━━ DATASET RECORDS ━━

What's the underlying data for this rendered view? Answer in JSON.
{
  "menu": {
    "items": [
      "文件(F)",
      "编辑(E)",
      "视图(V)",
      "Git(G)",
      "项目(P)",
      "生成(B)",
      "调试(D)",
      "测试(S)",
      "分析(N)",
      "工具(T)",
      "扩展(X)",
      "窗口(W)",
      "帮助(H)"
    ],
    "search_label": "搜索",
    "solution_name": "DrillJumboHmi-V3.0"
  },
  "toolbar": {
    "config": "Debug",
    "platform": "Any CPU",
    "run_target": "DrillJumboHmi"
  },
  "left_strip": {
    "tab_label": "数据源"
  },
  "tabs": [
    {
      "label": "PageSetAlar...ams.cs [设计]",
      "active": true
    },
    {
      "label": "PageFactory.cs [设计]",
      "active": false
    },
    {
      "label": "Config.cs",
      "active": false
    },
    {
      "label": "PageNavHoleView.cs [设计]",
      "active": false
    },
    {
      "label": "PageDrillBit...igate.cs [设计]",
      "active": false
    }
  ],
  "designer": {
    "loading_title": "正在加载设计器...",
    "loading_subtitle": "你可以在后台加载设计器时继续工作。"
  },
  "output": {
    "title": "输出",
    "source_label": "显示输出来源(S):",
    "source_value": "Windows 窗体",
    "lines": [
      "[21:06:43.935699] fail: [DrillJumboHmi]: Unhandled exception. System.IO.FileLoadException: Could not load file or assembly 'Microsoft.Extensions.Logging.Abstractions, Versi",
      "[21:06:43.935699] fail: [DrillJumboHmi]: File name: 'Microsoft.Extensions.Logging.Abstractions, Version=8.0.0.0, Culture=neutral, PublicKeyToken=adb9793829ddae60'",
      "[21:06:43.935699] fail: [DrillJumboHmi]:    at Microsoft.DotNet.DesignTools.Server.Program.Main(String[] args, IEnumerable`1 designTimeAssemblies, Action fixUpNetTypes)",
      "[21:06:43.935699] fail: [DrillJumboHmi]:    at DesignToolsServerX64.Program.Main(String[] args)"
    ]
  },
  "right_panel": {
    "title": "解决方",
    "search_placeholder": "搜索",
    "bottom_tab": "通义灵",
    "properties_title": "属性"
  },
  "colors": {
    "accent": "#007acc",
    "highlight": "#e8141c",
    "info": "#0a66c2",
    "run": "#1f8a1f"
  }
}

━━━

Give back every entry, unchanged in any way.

-- RESULT FOR THIS TASK --
What's the underlying data for this rendered view? Answer in JSON.
{
  "menu": {
    "items": [
      "文件(F)",
      "编辑(E)",
      "视图(V)",
      "Git(G)",
      "项目(P)",
      "生成(B)",
      "调试(D)",
      "测试(S)",
      "分析(N)",
      "工具(T)",
      "扩展(X)",
      "窗口(W)",
      "帮助(H)"
    ],
    "search_label": "搜索",
    "solution_name": "DrillJumboHmi-V3.0"
  },
  "toolbar": {
    "config": "Debug",
    "platform": "Any CPU",
    "run_target": "DrillJumboHmi"
  },
  "left_strip": {
    "tab_label": "数据源"
  },
  "tabs": [
    {
      "label": "PageSetAlar...ams.cs [设计]",
      "active": true
    },
    {
      "label": "PageFactory.cs [设计]",
      "active": false
    },
    {
      "label": "Config.cs",
      "active": false
    },
    {
      "label": "PageNavHoleView.cs [设计]",
      "active": false
    },
    {
      "label": "PageDrillBit...igate.cs [设计]",
      "active": false
    }
  ],
  "designer": {
    "loading_title": "正在加载设计器...",
    "loading_subtitle": "你可以在后台加载设计器时继续工作。"
  },
  "output": {
    "title": "输出",
    "source_label": "显示输出来源(S):",
    "source_value": "Windows 窗体",
    "lines": [
      "[21:06:43.935699] fail: [DrillJumboHmi]: Unhandled exception. System.IO.FileLoadException: Could not load file or assembly 'Microsoft.Extensions.Logging.Abstractions, Versi",
      "[21:06:43.935699] fail: [DrillJumboHmi]: File name: 'Microsoft.Extensions.Logging.Abstractions, Version=8.0.0.0, Culture=neutral, PublicKeyToken=adb9793829ddae60'",
      "[21:06:43.935699] fail: [DrillJumboHmi]:    at Microsoft.DotNet.DesignTools.Server.Program.Main(String[] args, IEnumerable`1 designTimeAssemblies, Action fixUpNetTypes)",
      "[21:06:43.935699] fail: [DrillJumboHmi]:    at DesignToolsServerX64.Program.Main(String[] args)"
    ]
  },
  "right_panel": {
    "title": "解决方",
    "search_placeholder": "搜索",
    "bottom_tab": "通义灵",
    "properties_title": "属性"
  },
  "colors": {
    "accent": "#007acc",
    "highlight": "#e8141c",
    "info": "#0a66c2",
    "run": "#1f8a1f"
  }
}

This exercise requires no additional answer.